Citation: DeSoto L, Olano JM and Rozas V (2016) Secondary Growth and Carbohydrate Storage Patterns Differ between Sexes in Juniperus thurifera. Front. Plant Sci. 7:723. doi: 10.3389/fpls.2016.00723
Received: 23 October 2015; Accepted: 10 May 2016;
Published: 26 May 2016.
Edited by:Sergio Rossi, Université du Québec à Chicoutimi, Canada
Reviewed by:Ze-Xin Fan, Xishuangbanna Tropical Botanical Garden – Chinese Academy of Sciences, China
Kevin Hultine, Desert Botanical Garden, USA

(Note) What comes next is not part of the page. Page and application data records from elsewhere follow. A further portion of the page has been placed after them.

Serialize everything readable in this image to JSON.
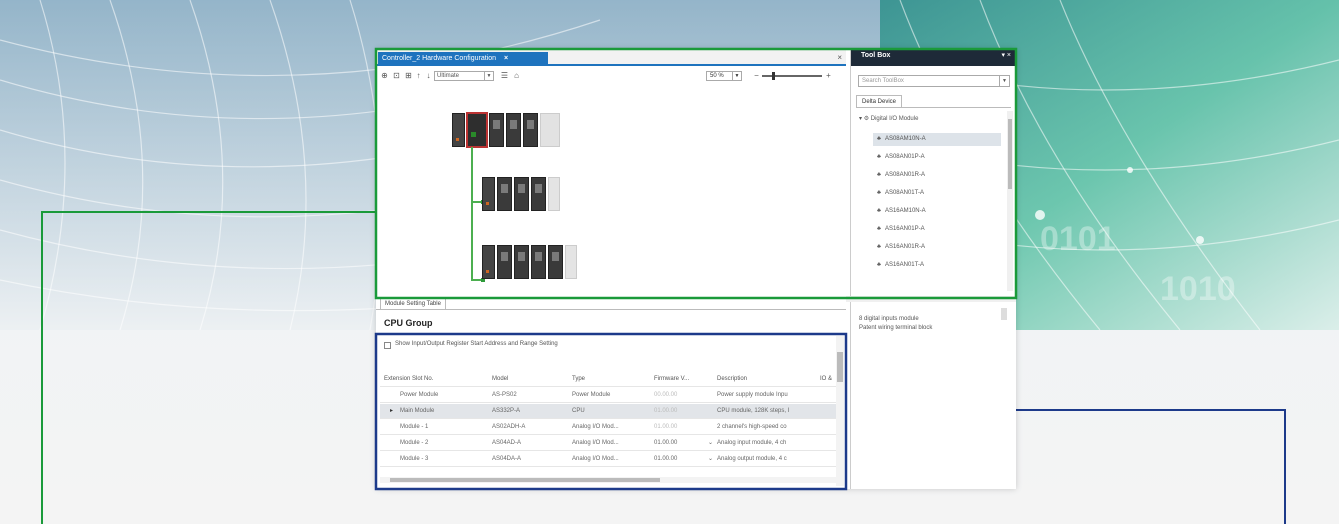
{
  "colors": {
    "highlight_green": "#1a9a3a",
    "highlight_blue": "#1d3a8a",
    "tab_blue": "#1e73be",
    "bus_green": "#4caf50"
  },
  "editor": {
    "tab_title": "Controller_2 Hardware Configuration",
    "tab_close": "×",
    "window_close": "×",
    "toolbar": {
      "icons": [
        "zoom-in-icon",
        "zoom-fit-icon",
        "grid-icon",
        "move-up-icon",
        "move-down-icon",
        "home-icon"
      ],
      "view_select": "Ultimate",
      "zoom_value": "50 %"
    }
  },
  "toolbox": {
    "title": "Tool Box",
    "pin": "▾",
    "close": "×",
    "search_placeholder": "Search ToolBox",
    "tab": "Delta Device",
    "category": "Digital I/O Module",
    "items": [
      "AS08AM10N-A",
      "AS08AN01P-A",
      "AS08AN01R-A",
      "AS08AN01T-A",
      "AS16AM10N-A",
      "AS16AN01P-A",
      "AS16AN01R-A",
      "AS16AN01T-A"
    ],
    "selected_index": 0
  },
  "module_table": {
    "tab": "Module Setting Table",
    "group_title": "CPU Group",
    "checkbox_label": "Show Input/Output Register Start Address and Range Setting",
    "columns": [
      "Extension Slot No.",
      "Model",
      "Type",
      "Firmware V...",
      "Description",
      "IO &"
    ],
    "rows": [
      {
        "slot": "Power Module",
        "model": "AS-PS02",
        "type": "Power Module",
        "firmware": "00.00.00",
        "description": "Power supply module Inpu"
      },
      {
        "slot": "Main Module",
        "model": "AS332P-A",
        "type": "CPU",
        "firmware": "01.00.00",
        "description": "CPU module, 128K steps, I"
      },
      {
        "slot": "Module - 1",
        "model": "AS02ADH-A",
        "type": "Analog I/O Mod...",
        "firmware": "01.00.00",
        "description": "2 channel's high-speed co"
      },
      {
        "slot": "Module - 2",
        "model": "AS04AD-A",
        "type": "Analog I/O Mod...",
        "firmware": "01.00.00",
        "description": "Analog input module, 4 ch"
      },
      {
        "slot": "Module - 3",
        "model": "AS04DA-A",
        "type": "Analog I/O Mod...",
        "firmware": "01.00.00",
        "description": "Analog output module, 4 c"
      }
    ],
    "selected_row": 1,
    "row_pointer": "▸"
  },
  "description_panel": {
    "lines": [
      "8 digital inputs module",
      "Patent wiring terminal block"
    ]
  }
}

Copyright © 2016 DeSoto, Olano and Rozas. This is an open-access article distributed under the terms of the Creative Commons Attribution License (CC BY). The use, distribution or reproduction in other forums is permitted, provided the original author(s) or licensor are credited and that the original publication in this journal is cited, in accordance with accepted academic practice. No use, distribution or reproduction is permitted which does not comply with these terms.
*Correspondence: Lucía DeSoto, firstname.lastname@example.org